28 August 2019

STRUCTURE – there can’t be many people that, should they want a building designed and built, wouldn’t know an architect leads the way, directing engineers and builders. It’s a known and proven structure. Most pursuits have recognised structures: law, medicine, military, film making etc..

When it comes to live events, exhibitions and pavilions though, this structure is often missing – there’s just not the same common comprehension. People, companies and agencies often making up their own approach, relying on hearsay or doing what they’ve always done in their sector or field of view. Get a proven, efficient structure in place and you’ll save time, money and effort, you’ll reduce risks, life will be easier for all involved and you’ll get way more sleep (which is important!). Three and a half minutes of video to help…


Hi, I’m Will Glendinning. I’m a live event Producer, Designer, and Director.

Now, most industries that have to produce and deliver something have a clearly defined structure that exists because it’s proven and because it works. A restaurant kitchen has a structure led by a chef, an army led by its commander, a surgery led by the surgeon, and a film production led by the producer and director.

Live events are absolutely no different. There is a structure that is proven and that works.

Yet, I’m still amazed how frequently I find myself explaining this structure to people who are trying to create events, exhibitions, pavilions, or anything live. Almost any issue, be it creative, political, commercial, technical, operational, whatever it is can almost always be traced back to this structure not being in place or this structure not even being known about.

And I don’t care whether it’s the Olympic Games, a sporting event, a cultural event, military event, product launch, brand event, conference, whatever it is, there are four questions. And if these four questions can’t be answered almost immediately by everyone working on the event and everyone involved with the event, there is no way on Earth your live event is being delivered, produced or developed as efficiently and as effectively as it might be. This reduces it’s value and also diminishes the impact it creates.

Question one, which one person is the overall lead, ultimately responsible for delivering the event? They need relevant contextual experience of having led events with similar contextual requirements before in similar circumstances. They don’t necessarily need to understand the content or the purpose of the live event.

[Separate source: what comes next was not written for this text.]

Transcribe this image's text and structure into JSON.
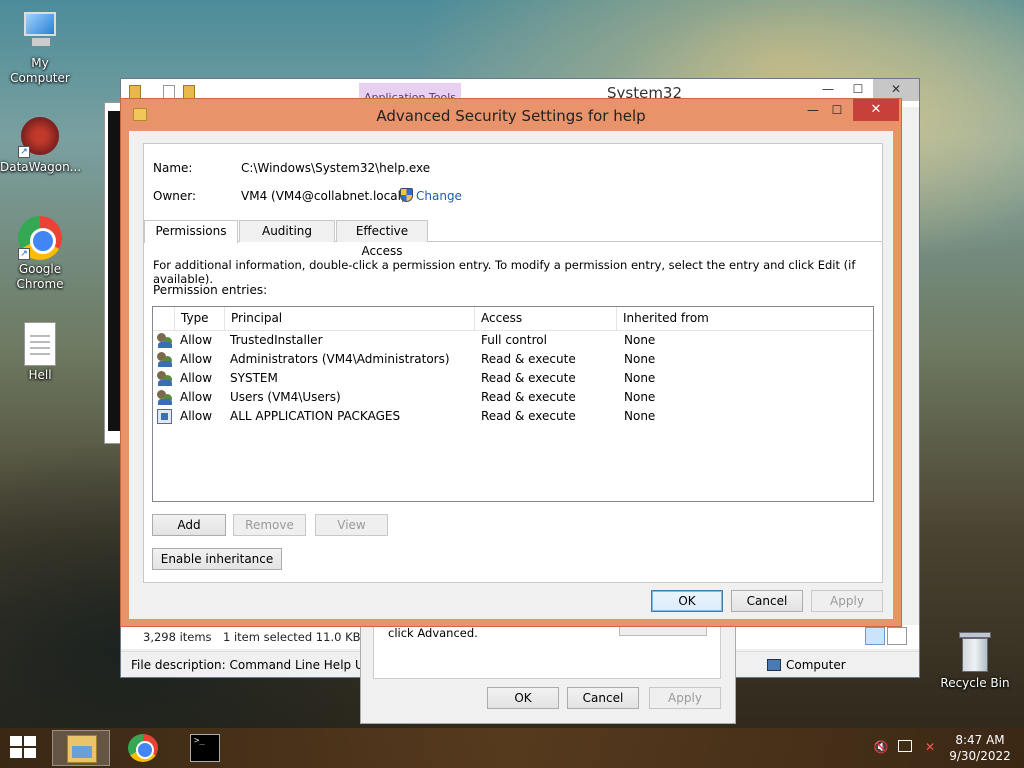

Question two, which one person is the overall lead for all content and all creative direction? This might be the brand manager or creative director for a brand or business event, the competition or sporting director for a sports event or for a concert it would almost certainly be the artist.

Question three, which one person is taking overall responsibility for the physical delivery and production of everything necessary? They need relevant contextual experience of having delivered similar before in similar circumstances.

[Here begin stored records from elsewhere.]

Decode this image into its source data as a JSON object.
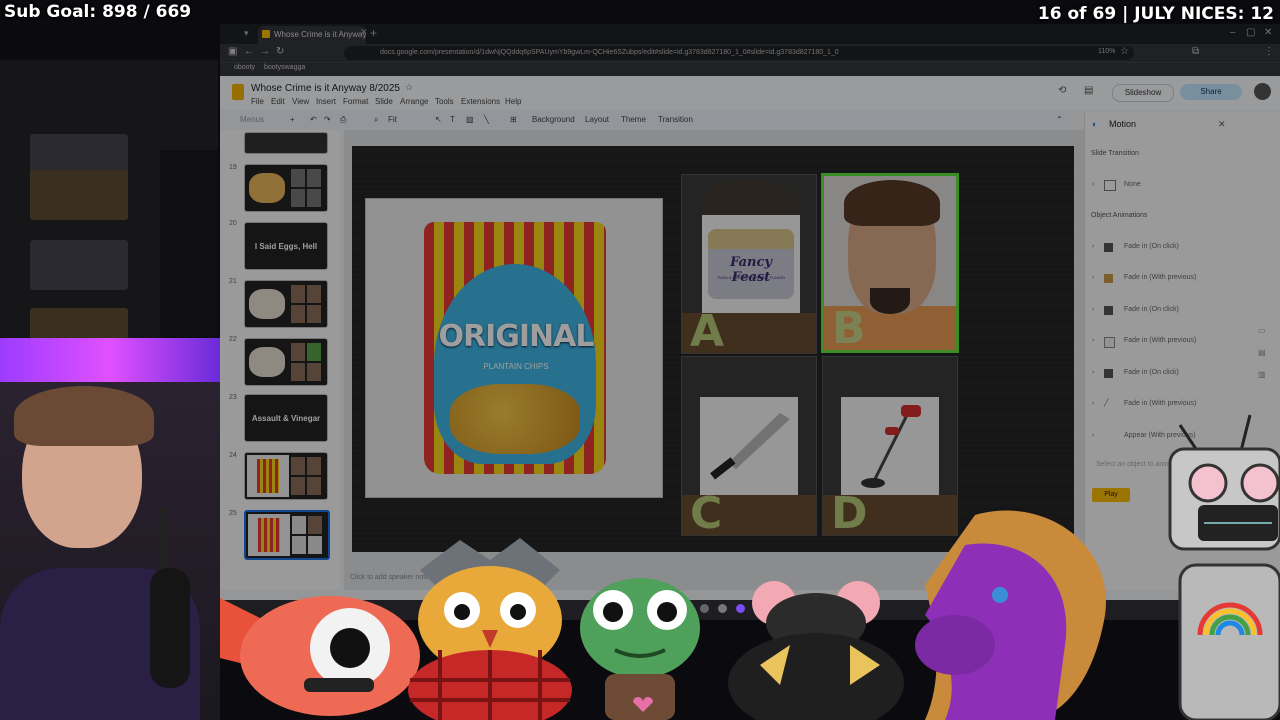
{
  "overlay": {
    "sub_goal": "Sub Goal: 898 / 669",
    "counter": "16 of 69 | JULY NICES: 12"
  },
  "browser": {
    "tab_title": "Whose Crime is it Anyway 8/2025",
    "url": "docs.google.com/presentation/d/1dwNjQQddq6pSPAUymYb9gwLm-QCHie6SZubps/edit#slide=id.g3783d827180_1_0#slide=id.g3783d827180_1_0",
    "zoom": "110%",
    "bookmarks": [
      "obooty",
      "bootyswagga"
    ]
  },
  "slides_app": {
    "doc_title": "Whose Crime is it Anyway 8/2025",
    "menu": [
      "File",
      "Edit",
      "View",
      "Insert",
      "Format",
      "Slide",
      "Arrange",
      "Tools",
      "Extensions",
      "Help"
    ],
    "slideshow_label": "Slideshow",
    "share_label": "Share",
    "toolbar": {
      "menus": "Menus",
      "fit": "Fit",
      "background": "Background",
      "layout": "Layout",
      "theme": "Theme",
      "transition": "Transition"
    },
    "speaker_notes_placeholder": "Click to add speaker notes"
  },
  "filmstrip": {
    "numbers": [
      "19",
      "20",
      "21",
      "22",
      "23",
      "24",
      "25"
    ],
    "text_slides": {
      "s20": "I Said Eggs, Hell",
      "s23": "Assault & Vinegar"
    }
  },
  "slide": {
    "bag_brand": "ORIGINAL",
    "bag_sub": "PLANTAIN CHIPS",
    "suspects": [
      {
        "letter": "A",
        "item": "Fancy Feast",
        "item_sub": "TUNA & MACKEREL FEAST FLAKED"
      },
      {
        "letter": "B",
        "item": ""
      },
      {
        "letter": "C",
        "item": ""
      },
      {
        "letter": "D",
        "item": ""
      }
    ]
  },
  "motion_panel": {
    "title": "Motion",
    "slide_transition_label": "Slide Transition",
    "transition_value": "None",
    "object_animations_label": "Object Animations",
    "animations": [
      "Fade in  (On click)",
      "Fade in  (With previous)",
      "Fade in  (On click)",
      "Fade in  (With previous)",
      "Fade in  (On click)",
      "Fade in  (With previous)",
      "Appear  (With previous)"
    ],
    "play_label": "Play",
    "select_object_hint": "Select an object to animate"
  },
  "colors": {
    "selected_border": "#5ee33c",
    "accent": "#1a73e8",
    "play_button": "#fbbc04"
  }
}
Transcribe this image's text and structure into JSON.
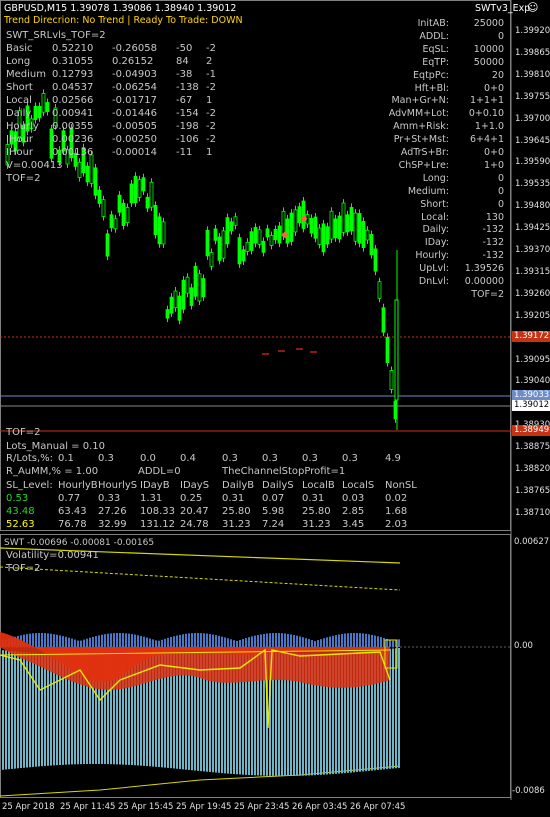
{
  "header": {
    "symbol_line": "GBPUSD,M15  1.39078 1.39086 1.38940 1.39012",
    "trend_line": "Trend Direcrion:  No Trend  |  Ready To Trade:  DOWN",
    "expert_name": "SWTv3_Exp",
    "smiley": "☺"
  },
  "left_info": {
    "title": "SWT_SRLvls_TOF=2",
    "rows": [
      {
        "name": "Basic",
        "a": "0.52210",
        "b": "-0.26058",
        "c": "-50",
        "d": "-2"
      },
      {
        "name": "Long",
        "a": "0.31055",
        "b": "0.26152",
        "c": "84",
        "d": "2"
      },
      {
        "name": "Medium",
        "a": "0.12793",
        "b": "-0.04903",
        "c": "-38",
        "d": "-1"
      },
      {
        "name": "Short",
        "a": "0.04537",
        "b": "-0.06254",
        "c": "-138",
        "d": "-2"
      },
      {
        "name": "Local",
        "a": "0.02566",
        "b": "-0.01717",
        "c": "-67",
        "d": "1"
      },
      {
        "name": "Daily",
        "a": "0.00941",
        "b": "-0.01446",
        "c": "-154",
        "d": "-2"
      },
      {
        "name": "Hourly",
        "a": "0.00355",
        "b": "-0.00505",
        "c": "-198",
        "d": "-2"
      },
      {
        "name": "IHour",
        "a": "0.00236",
        "b": "-0.00250",
        "c": "-106",
        "d": "-2"
      },
      {
        "name": "IHour",
        "a": "0.00136",
        "b": "-0.00014",
        "c": "-11",
        "d": "1"
      }
    ],
    "v_line": "V=0.00413",
    "tof": "TOF=2"
  },
  "right_info": {
    "rows": [
      {
        "k": "InitAB:",
        "v": "25000"
      },
      {
        "k": "ADDL:",
        "v": "0"
      },
      {
        "k": "EqSL:",
        "v": "10000"
      },
      {
        "k": "EqTP:",
        "v": "50000"
      },
      {
        "k": "EqtpPc:",
        "v": "20"
      },
      {
        "k": "Hft+Bl:",
        "v": "0+0"
      },
      {
        "k": "Man+Gr+N:",
        "v": "1+1+1"
      },
      {
        "k": "AdvMM+Lot:",
        "v": "0+0.10"
      },
      {
        "k": "Amm+Risk:",
        "v": "1+1.0"
      },
      {
        "k": "Pr+St+Mst:",
        "v": "6+4+1"
      },
      {
        "k": "AdTrS+Br:",
        "v": "0+0"
      },
      {
        "k": "ChSP+Lre:",
        "v": "1+0"
      },
      {
        "k": "Long:",
        "v": "0"
      },
      {
        "k": "Medium:",
        "v": "0"
      },
      {
        "k": "Short:",
        "v": "0"
      },
      {
        "k": "Local:",
        "v": "130"
      },
      {
        "k": "Daily:",
        "v": "-132"
      },
      {
        "k": "IDay:",
        "v": "-132"
      },
      {
        "k": "Hourly:",
        "v": "-132"
      },
      {
        "k": "UpLvl:",
        "v": "1.39526"
      },
      {
        "k": "DnLvl:",
        "v": "0.00000"
      },
      {
        "k": "",
        "v": "TOF=2"
      }
    ]
  },
  "price_axis": [
    "1.39920",
    "1.39865",
    "1.39810",
    "1.39755",
    "1.39700",
    "1.39645",
    "1.39590",
    "1.39535",
    "1.39480",
    "1.39425",
    "1.39370",
    "1.39315",
    "1.39260",
    "1.39205",
    "1.39150",
    "1.39095",
    "1.39040",
    "1.38985",
    "1.38930",
    "1.38875",
    "1.38820",
    "1.38765",
    "1.38710"
  ],
  "price_tags": {
    "red1": "1.39172",
    "blue": "1.39033",
    "white": "1.39012",
    "red2": "1.38949"
  },
  "bottom_info": {
    "tof": "TOF=2",
    "lots_manual": "Lots_Manual = 0.10",
    "r_lots_label": "R/Lots,%:",
    "r_lots": [
      "0.1",
      "0.3",
      "0.0",
      "0.4",
      "0.3",
      "0.3",
      "0.3",
      "0.3",
      "4.9"
    ],
    "r_aumm": "R_AuMM,% = 1.00",
    "addl": "ADDL=0",
    "channel": "TheChannelStopProfit=1",
    "sl_headers": [
      "SL_Level:",
      "HourlyB",
      "HourlyS",
      "IDayB",
      "IDayS",
      "DailyB",
      "DailyS",
      "LocalB",
      "LocalS",
      "NonSL"
    ],
    "sl_row1": [
      "0.53",
      "0.77",
      "0.33",
      "1.31",
      "0.25",
      "0.31",
      "0.07",
      "0.31",
      "0.03",
      "0.02"
    ],
    "sl_row2": [
      "43.48",
      "63.43",
      "27.26",
      "108.33",
      "20.47",
      "25.80",
      "5.98",
      "25.80",
      "2.85",
      "1.68"
    ],
    "sl_row3": [
      "52.63",
      "76.78",
      "32.99",
      "131.12",
      "24.78",
      "31.23",
      "7.24",
      "31.23",
      "3.45",
      "2.03"
    ]
  },
  "sub_window": {
    "title": "SWT -0.00696 -0.00081 -0.00165",
    "volatility": "Volatility=0.00941",
    "tof": "TOF=2",
    "axis": [
      "0.00627",
      "0.00",
      "-0.0086"
    ]
  },
  "time_axis": [
    "25 Apr 2018",
    "25 Apr 11:45",
    "25 Apr 15:45",
    "25 Apr 19:45",
    "25 Apr 23:45",
    "26 Apr 03:45",
    "26 Apr 07:45"
  ],
  "colors": {
    "bull": "#00ff00",
    "bear": "#00ff00",
    "info_yellow": "#ffd600",
    "green_text": "#26d626",
    "red_line": "#c83214",
    "blue_line": "#6e8cc8"
  }
}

And question four, which one person is taking overall responsibility for all the logistics and operations requirements? For example, travel, accommodation, catering, ticketing, accreditation and all the rest of it. They need relevant contextual experience of having delivered similar before in similar circumstances.

The boundaries between these four roles can blur, but getting the right team in place and the right marriage between content and contextual experience is critical. Everyone else involved, account managers, procurement, marketing… whoever, all work with, or report into this structure.

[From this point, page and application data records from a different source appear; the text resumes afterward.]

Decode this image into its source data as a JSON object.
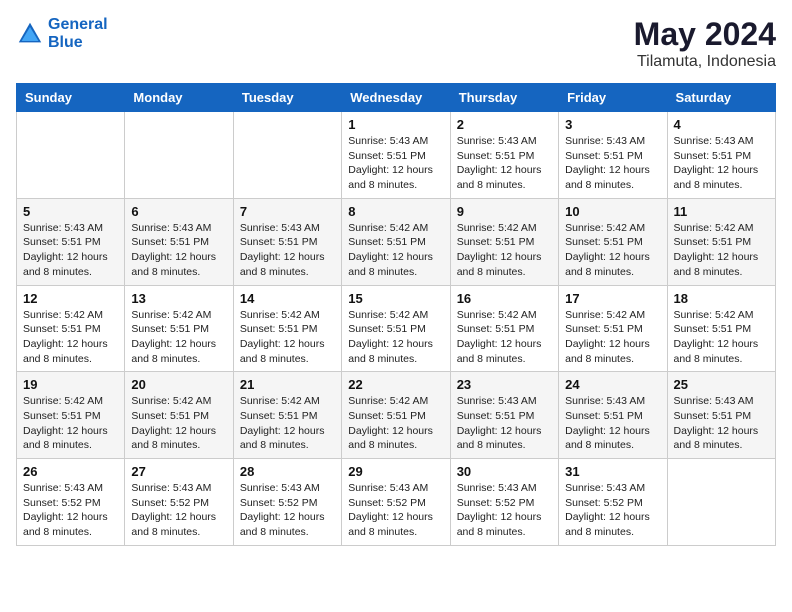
{
  "header": {
    "logo_line1": "General",
    "logo_line2": "Blue",
    "month": "May 2024",
    "location": "Tilamuta, Indonesia"
  },
  "weekdays": [
    "Sunday",
    "Monday",
    "Tuesday",
    "Wednesday",
    "Thursday",
    "Friday",
    "Saturday"
  ],
  "weeks": [
    [
      {
        "day": "",
        "info": ""
      },
      {
        "day": "",
        "info": ""
      },
      {
        "day": "",
        "info": ""
      },
      {
        "day": "1",
        "info": "Sunrise: 5:43 AM\nSunset: 5:51 PM\nDaylight: 12 hours\nand 8 minutes."
      },
      {
        "day": "2",
        "info": "Sunrise: 5:43 AM\nSunset: 5:51 PM\nDaylight: 12 hours\nand 8 minutes."
      },
      {
        "day": "3",
        "info": "Sunrise: 5:43 AM\nSunset: 5:51 PM\nDaylight: 12 hours\nand 8 minutes."
      },
      {
        "day": "4",
        "info": "Sunrise: 5:43 AM\nSunset: 5:51 PM\nDaylight: 12 hours\nand 8 minutes."
      }
    ],
    [
      {
        "day": "5",
        "info": "Sunrise: 5:43 AM\nSunset: 5:51 PM\nDaylight: 12 hours\nand 8 minutes."
      },
      {
        "day": "6",
        "info": "Sunrise: 5:43 AM\nSunset: 5:51 PM\nDaylight: 12 hours\nand 8 minutes."
      },
      {
        "day": "7",
        "info": "Sunrise: 5:43 AM\nSunset: 5:51 PM\nDaylight: 12 hours\nand 8 minutes."
      },
      {
        "day": "8",
        "info": "Sunrise: 5:42 AM\nSunset: 5:51 PM\nDaylight: 12 hours\nand 8 minutes."
      },
      {
        "day": "9",
        "info": "Sunrise: 5:42 AM\nSunset: 5:51 PM\nDaylight: 12 hours\nand 8 minutes."
      },
      {
        "day": "10",
        "info": "Sunrise: 5:42 AM\nSunset: 5:51 PM\nDaylight: 12 hours\nand 8 minutes."
      },
      {
        "day": "11",
        "info": "Sunrise: 5:42 AM\nSunset: 5:51 PM\nDaylight: 12 hours\nand 8 minutes."
      }
    ],
    [
      {
        "day": "12",
        "info": "Sunrise: 5:42 AM\nSunset: 5:51 PM\nDaylight: 12 hours\nand 8 minutes."
      },
      {
        "day": "13",
        "info": "Sunrise: 5:42 AM\nSunset: 5:51 PM\nDaylight: 12 hours\nand 8 minutes."
      },
      {
        "day": "14",
        "info": "Sunrise: 5:42 AM\nSunset: 5:51 PM\nDaylight: 12 hours\nand 8 minutes."
      },
      {
        "day": "15",
        "info": "Sunrise: 5:42 AM\nSunset: 5:51 PM\nDaylight: 12 hours\nand 8 minutes."
      },
      {
        "day": "16",
        "info": "Sunrise: 5:42 AM\nSunset: 5:51 PM\nDaylight: 12 hours\nand 8 minutes."
      },
      {
        "day": "17",
        "info": "Sunrise: 5:42 AM\nSunset: 5:51 PM\nDaylight: 12 hours\nand 8 minutes."
      },
      {
        "day": "18",
        "info": "Sunrise: 5:42 AM\nSunset: 5:51 PM\nDaylight: 12 hours\nand 8 minutes."
      }
    ],
    [
      {
        "day": "19",
        "info": "Sunrise: 5:42 AM\nSunset: 5:51 PM\nDaylight: 12 hours\nand 8 minutes."
      },
      {
        "day": "20",
        "info": "Sunrise: 5:42 AM\nSunset: 5:51 PM\nDaylight: 12 hours\nand 8 minutes."
      },
      {
        "day": "21",
        "info": "Sunrise: 5:42 AM\nSunset: 5:51 PM\nDaylight: 12 hours\nand 8 minutes."
      },
      {
        "day": "22",
        "info": "Sunrise: 5:42 AM\nSunset: 5:51 PM\nDaylight: 12 hours\nand 8 minutes."
      },
      {
        "day": "23",
        "info": "Sunrise: 5:43 AM\nSunset: 5:51 PM\nDaylight: 12 hours\nand 8 minutes."
      },
      {
        "day": "24",
        "info": "Sunrise: 5:43 AM\nSunset: 5:51 PM\nDaylight: 12 hours\nand 8 minutes."
      },
      {
        "day": "25",
        "info": "Sunrise: 5:43 AM\nSunset: 5:51 PM\nDaylight: 12 hours\nand 8 minutes."
      }
    ],
    [
      {
        "day": "26",
        "info": "Sunrise: 5:43 AM\nSunset: 5:52 PM\nDaylight: 12 hours\nand 8 minutes."
      },
      {
        "day": "27",
        "info": "Sunrise: 5:43 AM\nSunset: 5:52 PM\nDaylight: 12 hours\nand 8 minutes."
      },
      {
        "day": "28",
        "info": "Sunrise: 5:43 AM\nSunset: 5:52 PM\nDaylight: 12 hours\nand 8 minutes."
      },
      {
        "day": "29",
        "info": "Sunrise: 5:43 AM\nSunset: 5:52 PM\nDaylight: 12 hours\nand 8 minutes."
      },
      {
        "day": "30",
        "info": "Sunrise: 5:43 AM\nSunset: 5:52 PM\nDaylight: 12 hours\nand 8 minutes."
      },
      {
        "day": "31",
        "info": "Sunrise: 5:43 AM\nSunset: 5:52 PM\nDaylight: 12 hours\nand 8 minutes."
      },
      {
        "day": "",
        "info": ""
      }
    ]
  ]
}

If you’re a client or buyer, you could have this team report into you, or you may even be one of these core team members, the producer if you’re right for the job, or the content lead perhaps, if you’re a brand manager, but make sure this structure is clear and unambiguous.

These four roles could all be the same person on a smaller event, or they may have massive committees or teams involved, but ultimately there needs to be a directly accountable individual in each of these four roles. On larger, multi-faceted events, you simply divide the event into smaller obvious sub-events and ensure they have the same structure.

I’ve adopted this approach and structure on projects where there’s been just me, or a handful of people, through to projects and events where there have been over 20,000 people working on it. It works. All events are theater in some way, shape or form, and these principles have been proven over hundreds of years, so I can’t take all the credit.

Make sure you have this structure in place, or put it in place or get those you’re bringing on board to put in it in place for you. Everything will be less: expensive, complicated and painful this way.

So I hope that was helpful, any questions just let me know?

Thanks for watching, and I’ll speak to you again soon.